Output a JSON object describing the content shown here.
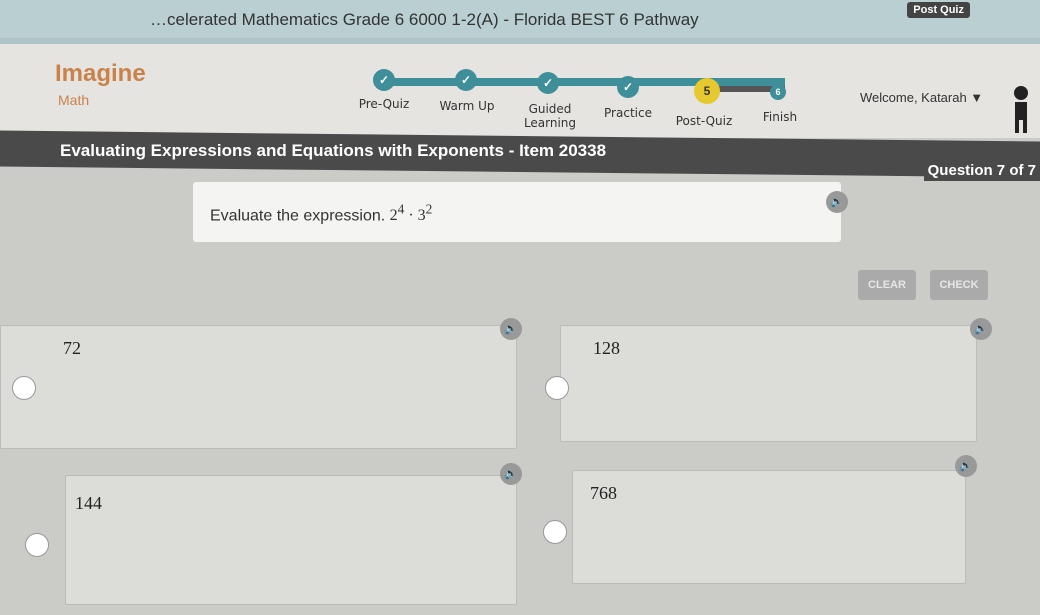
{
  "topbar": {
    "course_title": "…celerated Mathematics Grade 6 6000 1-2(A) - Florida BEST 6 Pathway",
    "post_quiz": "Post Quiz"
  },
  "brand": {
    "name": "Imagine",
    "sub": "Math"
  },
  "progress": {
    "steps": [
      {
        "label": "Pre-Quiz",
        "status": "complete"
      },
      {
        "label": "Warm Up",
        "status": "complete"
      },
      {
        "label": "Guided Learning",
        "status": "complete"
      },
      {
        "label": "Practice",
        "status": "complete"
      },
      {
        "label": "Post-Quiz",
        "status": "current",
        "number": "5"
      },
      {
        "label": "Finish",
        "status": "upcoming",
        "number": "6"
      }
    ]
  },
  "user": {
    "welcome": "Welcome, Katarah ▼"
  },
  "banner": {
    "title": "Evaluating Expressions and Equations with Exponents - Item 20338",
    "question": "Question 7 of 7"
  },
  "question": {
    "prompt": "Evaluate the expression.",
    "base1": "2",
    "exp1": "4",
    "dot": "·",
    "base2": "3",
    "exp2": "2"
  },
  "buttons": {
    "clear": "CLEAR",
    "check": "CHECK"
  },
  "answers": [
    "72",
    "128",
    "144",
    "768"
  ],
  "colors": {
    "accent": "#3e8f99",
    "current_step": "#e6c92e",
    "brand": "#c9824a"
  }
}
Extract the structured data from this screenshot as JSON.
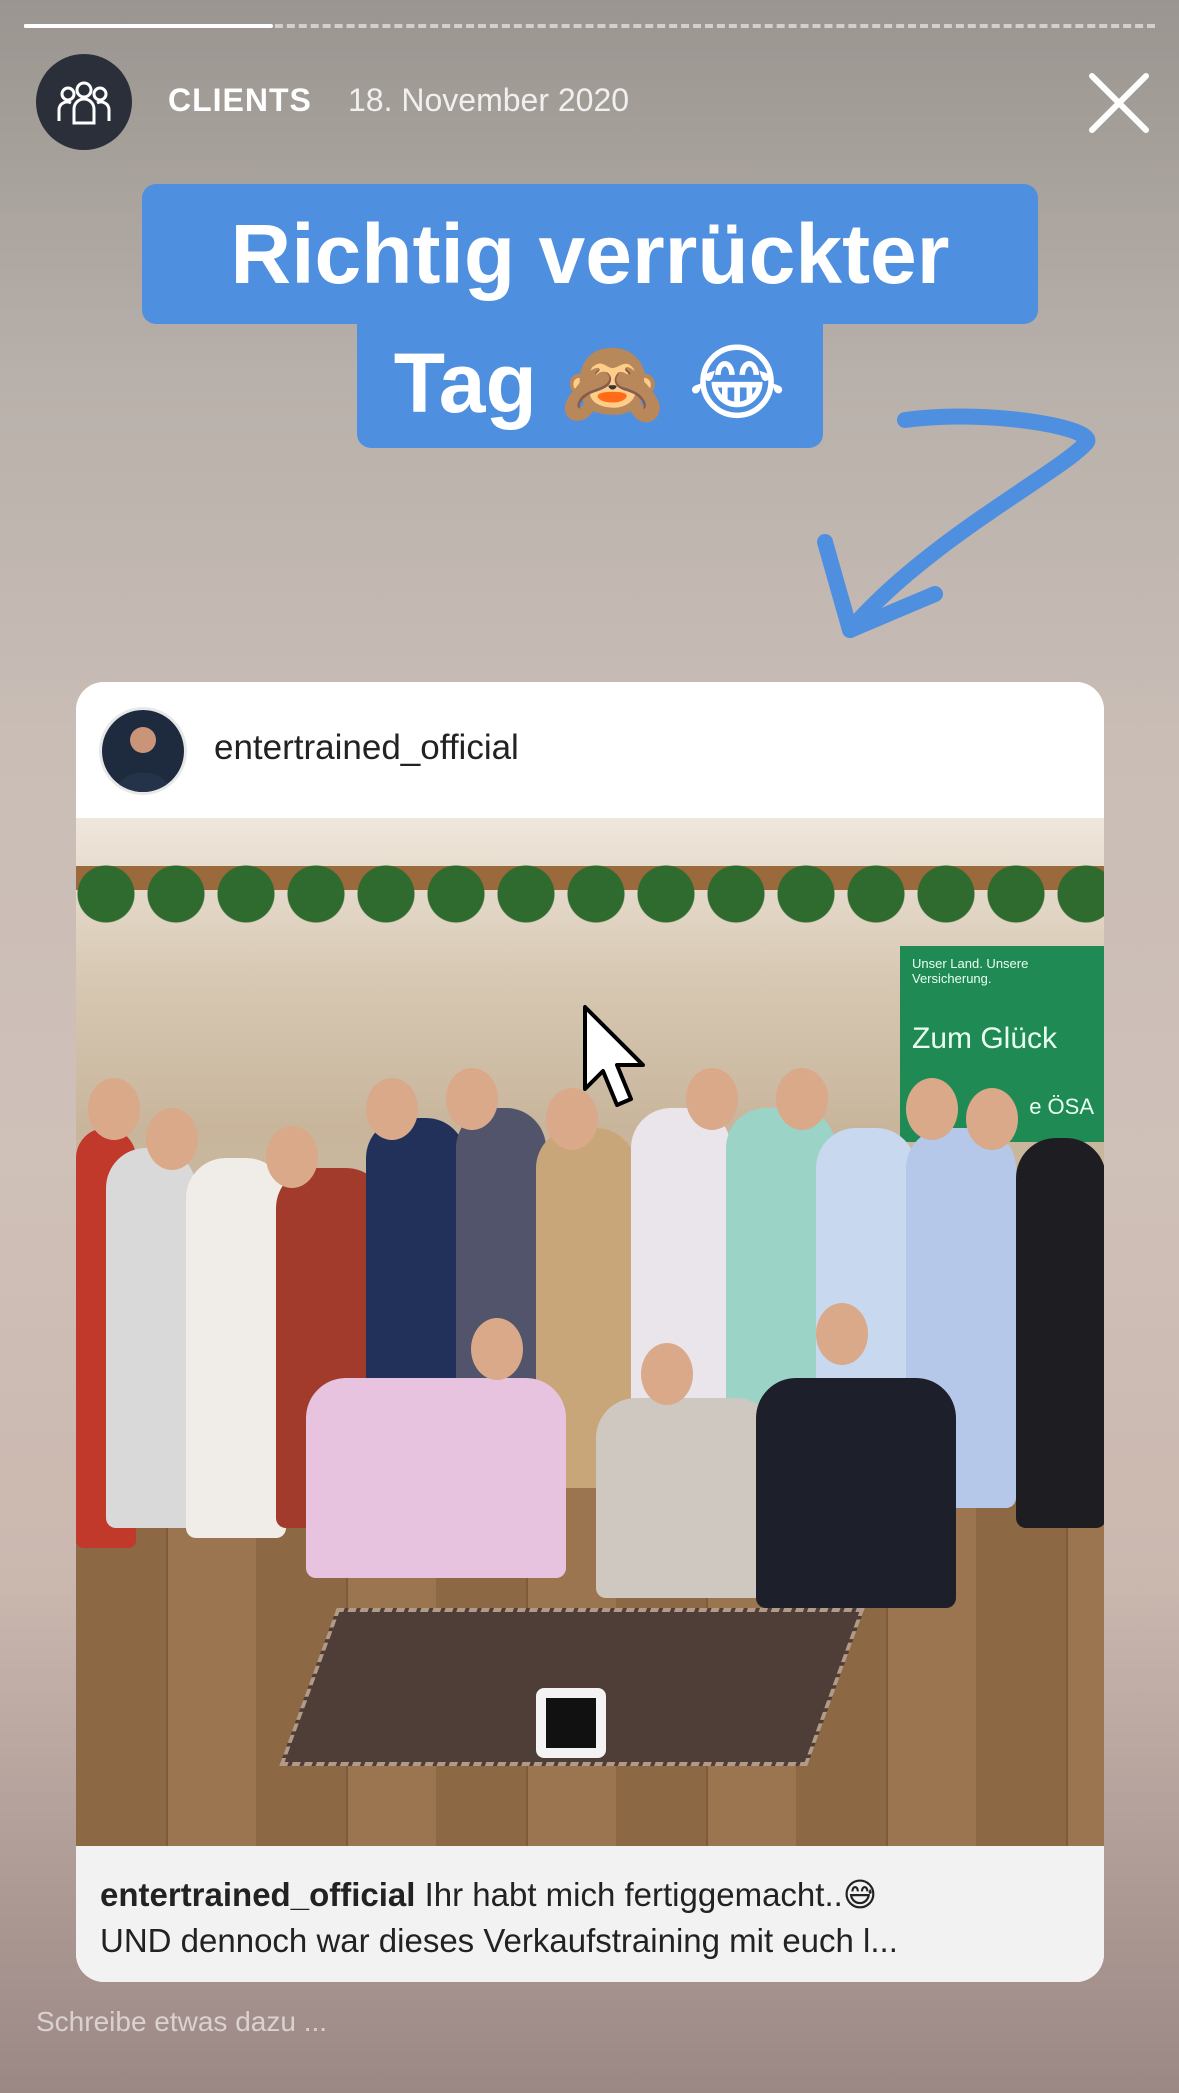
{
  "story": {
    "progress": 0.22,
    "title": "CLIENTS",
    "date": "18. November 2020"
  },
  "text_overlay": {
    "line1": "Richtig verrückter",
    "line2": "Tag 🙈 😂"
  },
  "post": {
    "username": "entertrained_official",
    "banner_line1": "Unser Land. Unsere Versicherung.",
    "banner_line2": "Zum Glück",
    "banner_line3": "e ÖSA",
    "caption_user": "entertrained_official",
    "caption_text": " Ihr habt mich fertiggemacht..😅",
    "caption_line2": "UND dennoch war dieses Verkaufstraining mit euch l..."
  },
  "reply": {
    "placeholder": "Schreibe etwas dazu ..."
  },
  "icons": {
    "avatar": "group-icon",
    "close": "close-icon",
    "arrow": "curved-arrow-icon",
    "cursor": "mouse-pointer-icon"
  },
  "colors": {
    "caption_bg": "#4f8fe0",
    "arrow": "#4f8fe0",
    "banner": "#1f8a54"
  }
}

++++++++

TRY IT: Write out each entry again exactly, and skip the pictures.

RESULT:
Output a JSON object describing the content shown here.
{
  "topbar": {
    "course_title": "…celerated Mathematics Grade 6 6000 1-2(A) - Florida BEST 6 Pathway",
    "post_quiz": "Post Quiz"
  },
  "brand": {
    "name": "Imagine",
    "sub": "Math"
  },
  "progress": {
    "steps": [
      {
        "label": "Pre-Quiz",
        "status": "complete"
      },
      {
        "label": "Warm Up",
        "status": "complete"
      },
      {
        "label": "Guided Learning",
        "status": "complete"
      },
      {
        "label": "Practice",
        "status": "complete"
      },
      {
        "label": "Post-Quiz",
        "status": "current",
        "number": "5"
      },
      {
        "label": "Finish",
        "status": "upcoming",
        "number": "6"
      }
    ]
  },
  "user": {
    "welcome": "Welcome, Katarah ▼"
  },
  "banner": {
    "title": "Evaluating Expressions and Equations with Exponents - Item 20338",
    "question": "Question 7 of 7"
  },
  "question": {
    "prompt": "Evaluate the expression.",
    "base1": "2",
    "exp1": "4",
    "dot": "·",
    "base2": "3",
    "exp2": "2"
  },
  "buttons": {
    "clear": "CLEAR",
    "check": "CHECK"
  },
  "answers": [
    "72",
    "128",
    "144",
    "768"
  ],
  "colors": {
    "accent": "#3e8f99",
    "current_step": "#e6c92e",
    "brand": "#c9824a"
  }
}
Extract the structured data from this screenshot as JSON.
{
  "story": {
    "progress": 0.22,
    "title": "CLIENTS",
    "date": "18. November 2020"
  },
  "text_overlay": {
    "line1": "Richtig verrückter",
    "line2": "Tag 🙈 😂"
  },
  "post": {
    "username": "entertrained_official",
    "banner_line1": "Unser Land. Unsere Versicherung.",
    "banner_line2": "Zum Glück",
    "banner_line3": "e ÖSA",
    "caption_user": "entertrained_official",
    "caption_text": " Ihr habt mich fertiggemacht..😅",
    "caption_line2": "UND dennoch war dieses Verkaufstraining mit euch l..."
  },
  "reply": {
    "placeholder": "Schreibe etwas dazu ..."
  },
  "icons": {
    "avatar": "group-icon",
    "close": "close-icon",
    "arrow": "curved-arrow-icon",
    "cursor": "mouse-pointer-icon"
  },
  "colors": {
    "caption_bg": "#4f8fe0",
    "arrow": "#4f8fe0",
    "banner": "#1f8a54"
  }
}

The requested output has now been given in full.